● **Exercise prompt**: Copy out all the lines in the records that include the word "Линия".

[Page and application data records]
──────

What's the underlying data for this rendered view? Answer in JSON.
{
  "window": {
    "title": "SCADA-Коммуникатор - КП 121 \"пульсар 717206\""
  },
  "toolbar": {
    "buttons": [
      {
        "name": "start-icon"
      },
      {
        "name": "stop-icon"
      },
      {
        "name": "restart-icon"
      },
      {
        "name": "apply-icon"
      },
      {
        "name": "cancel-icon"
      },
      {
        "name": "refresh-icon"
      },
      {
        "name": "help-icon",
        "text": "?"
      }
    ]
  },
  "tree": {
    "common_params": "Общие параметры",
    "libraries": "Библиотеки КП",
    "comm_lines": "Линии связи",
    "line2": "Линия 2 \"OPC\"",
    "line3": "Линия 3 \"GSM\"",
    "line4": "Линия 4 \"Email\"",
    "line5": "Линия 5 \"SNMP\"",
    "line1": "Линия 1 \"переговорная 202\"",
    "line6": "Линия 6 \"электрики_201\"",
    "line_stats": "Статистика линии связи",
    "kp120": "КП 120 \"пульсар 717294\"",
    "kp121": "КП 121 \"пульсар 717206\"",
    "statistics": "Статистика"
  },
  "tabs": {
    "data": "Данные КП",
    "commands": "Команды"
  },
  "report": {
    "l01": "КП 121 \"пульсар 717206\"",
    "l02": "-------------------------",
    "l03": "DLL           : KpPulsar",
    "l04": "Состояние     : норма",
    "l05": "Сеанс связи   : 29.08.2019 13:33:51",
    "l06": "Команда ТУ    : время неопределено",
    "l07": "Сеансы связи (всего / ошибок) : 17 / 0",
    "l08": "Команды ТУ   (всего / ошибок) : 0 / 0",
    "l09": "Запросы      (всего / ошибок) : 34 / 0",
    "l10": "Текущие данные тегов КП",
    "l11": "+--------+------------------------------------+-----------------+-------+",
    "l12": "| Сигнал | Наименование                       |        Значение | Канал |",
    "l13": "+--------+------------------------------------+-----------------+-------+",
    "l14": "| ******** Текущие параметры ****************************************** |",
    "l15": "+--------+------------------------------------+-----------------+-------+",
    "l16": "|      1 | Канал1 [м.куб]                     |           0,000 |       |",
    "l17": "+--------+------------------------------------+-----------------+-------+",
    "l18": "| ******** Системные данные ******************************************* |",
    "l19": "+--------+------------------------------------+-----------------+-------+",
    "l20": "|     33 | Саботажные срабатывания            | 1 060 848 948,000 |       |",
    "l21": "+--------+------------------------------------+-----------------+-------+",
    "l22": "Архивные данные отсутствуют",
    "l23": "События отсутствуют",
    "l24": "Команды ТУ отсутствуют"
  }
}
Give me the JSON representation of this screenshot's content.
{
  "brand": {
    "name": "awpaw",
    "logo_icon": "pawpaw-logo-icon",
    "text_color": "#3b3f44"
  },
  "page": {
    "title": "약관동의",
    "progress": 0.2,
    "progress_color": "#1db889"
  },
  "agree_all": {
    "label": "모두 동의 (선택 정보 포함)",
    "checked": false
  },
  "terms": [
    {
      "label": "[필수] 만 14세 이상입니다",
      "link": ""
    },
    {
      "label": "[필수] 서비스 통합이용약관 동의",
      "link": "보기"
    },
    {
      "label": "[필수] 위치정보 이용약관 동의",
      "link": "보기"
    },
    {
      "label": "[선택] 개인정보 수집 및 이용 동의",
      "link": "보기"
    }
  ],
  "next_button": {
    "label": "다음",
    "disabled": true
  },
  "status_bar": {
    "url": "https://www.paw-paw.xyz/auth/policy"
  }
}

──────

● **The completed task**:
    "line2": "Линия 2 \"OPC\"",
    "line3": "Линия 3 \"GSM\"",
    "line4": "Линия 4 \"Email\"",
    "line5": "Линия 5 \"SNMP\"",
    "line1": "Линия 1 \"переговорная 202\"",
    "line6": "Линия 6 \"электрики_201\"",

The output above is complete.